* Instructions for the task *
When you reach the line containing "Enumerate this screenshot's" in the data below, reproduce it and every line that follows, exactly and without additions.

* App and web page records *
# # # # # # #

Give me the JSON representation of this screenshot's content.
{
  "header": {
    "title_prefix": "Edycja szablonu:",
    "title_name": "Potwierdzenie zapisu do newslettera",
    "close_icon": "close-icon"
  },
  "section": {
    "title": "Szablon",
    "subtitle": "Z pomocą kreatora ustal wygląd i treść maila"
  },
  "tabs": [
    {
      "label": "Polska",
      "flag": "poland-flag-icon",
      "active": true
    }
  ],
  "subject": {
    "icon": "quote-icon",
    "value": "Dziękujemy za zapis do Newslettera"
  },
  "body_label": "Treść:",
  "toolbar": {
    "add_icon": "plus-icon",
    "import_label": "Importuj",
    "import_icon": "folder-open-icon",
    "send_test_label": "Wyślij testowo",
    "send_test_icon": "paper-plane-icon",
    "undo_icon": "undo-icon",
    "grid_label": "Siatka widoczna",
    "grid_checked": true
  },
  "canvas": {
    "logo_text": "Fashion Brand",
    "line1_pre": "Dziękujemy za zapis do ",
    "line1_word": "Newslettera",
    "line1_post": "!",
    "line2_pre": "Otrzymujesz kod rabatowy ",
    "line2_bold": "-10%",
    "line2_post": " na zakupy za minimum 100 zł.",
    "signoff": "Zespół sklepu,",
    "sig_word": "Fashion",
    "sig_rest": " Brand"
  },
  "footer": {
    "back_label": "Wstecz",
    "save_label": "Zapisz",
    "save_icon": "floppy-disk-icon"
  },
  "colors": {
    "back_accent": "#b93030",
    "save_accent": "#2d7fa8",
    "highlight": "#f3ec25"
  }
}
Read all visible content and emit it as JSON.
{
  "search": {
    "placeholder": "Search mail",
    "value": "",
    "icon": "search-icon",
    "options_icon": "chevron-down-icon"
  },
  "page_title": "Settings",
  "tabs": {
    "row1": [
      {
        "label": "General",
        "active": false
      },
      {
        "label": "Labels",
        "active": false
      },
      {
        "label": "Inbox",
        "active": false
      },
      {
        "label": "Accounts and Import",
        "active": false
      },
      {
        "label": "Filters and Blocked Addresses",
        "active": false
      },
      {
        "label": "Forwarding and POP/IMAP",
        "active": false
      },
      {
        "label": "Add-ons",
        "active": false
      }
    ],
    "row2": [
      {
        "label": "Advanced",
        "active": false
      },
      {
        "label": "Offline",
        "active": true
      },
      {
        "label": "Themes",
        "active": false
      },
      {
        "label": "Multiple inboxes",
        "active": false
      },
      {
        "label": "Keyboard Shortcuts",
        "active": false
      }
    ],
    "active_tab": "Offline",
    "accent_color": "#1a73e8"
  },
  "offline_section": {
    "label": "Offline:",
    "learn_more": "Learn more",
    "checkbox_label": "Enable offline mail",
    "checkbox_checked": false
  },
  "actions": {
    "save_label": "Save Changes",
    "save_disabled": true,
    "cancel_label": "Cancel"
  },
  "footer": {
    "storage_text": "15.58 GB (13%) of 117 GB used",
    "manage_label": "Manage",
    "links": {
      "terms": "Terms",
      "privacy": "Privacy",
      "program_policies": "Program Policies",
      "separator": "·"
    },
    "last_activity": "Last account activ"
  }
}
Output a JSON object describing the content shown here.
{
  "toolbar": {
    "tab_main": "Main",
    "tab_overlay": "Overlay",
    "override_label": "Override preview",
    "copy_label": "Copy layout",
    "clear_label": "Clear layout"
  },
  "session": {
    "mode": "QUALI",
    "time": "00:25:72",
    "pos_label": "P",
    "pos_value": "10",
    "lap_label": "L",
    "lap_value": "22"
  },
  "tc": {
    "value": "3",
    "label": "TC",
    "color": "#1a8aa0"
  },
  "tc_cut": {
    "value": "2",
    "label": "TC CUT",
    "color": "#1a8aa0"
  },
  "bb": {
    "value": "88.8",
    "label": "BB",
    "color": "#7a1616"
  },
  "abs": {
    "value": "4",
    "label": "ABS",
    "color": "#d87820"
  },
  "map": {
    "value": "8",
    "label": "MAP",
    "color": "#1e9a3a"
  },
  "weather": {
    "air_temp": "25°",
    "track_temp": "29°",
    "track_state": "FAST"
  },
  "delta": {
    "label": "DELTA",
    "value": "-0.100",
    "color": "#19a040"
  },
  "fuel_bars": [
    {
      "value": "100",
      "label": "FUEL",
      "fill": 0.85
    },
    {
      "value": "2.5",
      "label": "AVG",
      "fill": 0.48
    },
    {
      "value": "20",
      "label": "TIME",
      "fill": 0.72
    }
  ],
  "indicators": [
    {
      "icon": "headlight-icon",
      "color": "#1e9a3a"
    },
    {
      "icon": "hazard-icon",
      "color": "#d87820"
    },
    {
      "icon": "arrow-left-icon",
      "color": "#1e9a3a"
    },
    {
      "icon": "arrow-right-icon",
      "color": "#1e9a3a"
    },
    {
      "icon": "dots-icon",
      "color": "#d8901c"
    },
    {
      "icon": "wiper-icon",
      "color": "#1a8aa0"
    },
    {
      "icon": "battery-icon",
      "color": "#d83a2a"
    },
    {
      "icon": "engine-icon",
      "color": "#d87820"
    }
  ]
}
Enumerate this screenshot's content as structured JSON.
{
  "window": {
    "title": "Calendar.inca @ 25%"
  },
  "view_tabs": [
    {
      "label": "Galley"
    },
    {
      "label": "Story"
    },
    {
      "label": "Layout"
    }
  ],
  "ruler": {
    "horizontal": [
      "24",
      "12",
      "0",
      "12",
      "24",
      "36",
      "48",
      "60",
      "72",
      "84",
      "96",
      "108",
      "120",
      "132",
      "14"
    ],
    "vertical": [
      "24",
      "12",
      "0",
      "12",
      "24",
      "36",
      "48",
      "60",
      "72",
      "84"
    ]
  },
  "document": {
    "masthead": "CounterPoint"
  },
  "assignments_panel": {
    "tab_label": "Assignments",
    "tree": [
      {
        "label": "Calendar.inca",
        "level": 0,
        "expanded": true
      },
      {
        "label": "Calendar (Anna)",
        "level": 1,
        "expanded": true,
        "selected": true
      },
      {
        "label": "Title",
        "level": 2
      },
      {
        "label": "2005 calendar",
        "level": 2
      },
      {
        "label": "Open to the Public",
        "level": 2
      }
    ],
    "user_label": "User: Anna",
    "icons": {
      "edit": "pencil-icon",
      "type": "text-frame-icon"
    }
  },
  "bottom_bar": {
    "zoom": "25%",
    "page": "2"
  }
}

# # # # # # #

* Reply *
Enumerate this screenshot's content as structured JSON.
{
  "window": {
    "title": "Calendar.inca @ 25%"
  },
  "view_tabs": [
    {
      "label": "Galley"
    },
    {
      "label": "Story"
    },
    {
      "label": "Layout"
    }
  ],
  "ruler": {
    "horizontal": [
      "24",
      "12",
      "0",
      "12",
      "24",
      "36",
      "48",
      "60",
      "72",
      "84",
      "96",
      "108",
      "120",
      "132",
      "14"
    ],
    "vertical": [
      "24",
      "12",
      "0",
      "12",
      "24",
      "36",
      "48",
      "60",
      "72",
      "84"
    ]
  },
  "document": {
    "masthead": "CounterPoint"
  },
  "assignments_panel": {
    "tab_label": "Assignments",
    "tree": [
      {
        "label": "Calendar.inca",
        "level": 0,
        "expanded": true
      },
      {
        "label": "Calendar (Anna)",
        "level": 1,
        "expanded": true,
        "selected": true
      },
      {
        "label": "Title",
        "level": 2
      },
      {
        "label": "2005 calendar",
        "level": 2
      },
      {
        "label": "Open to the Public",
        "level": 2
      }
    ],
    "user_label": "User: Anna",
    "icons": {
      "edit": "pencil-icon",
      "type": "text-frame-icon"
    }
  },
  "bottom_bar": {
    "zoom": "25%",
    "page": "2"
  }
}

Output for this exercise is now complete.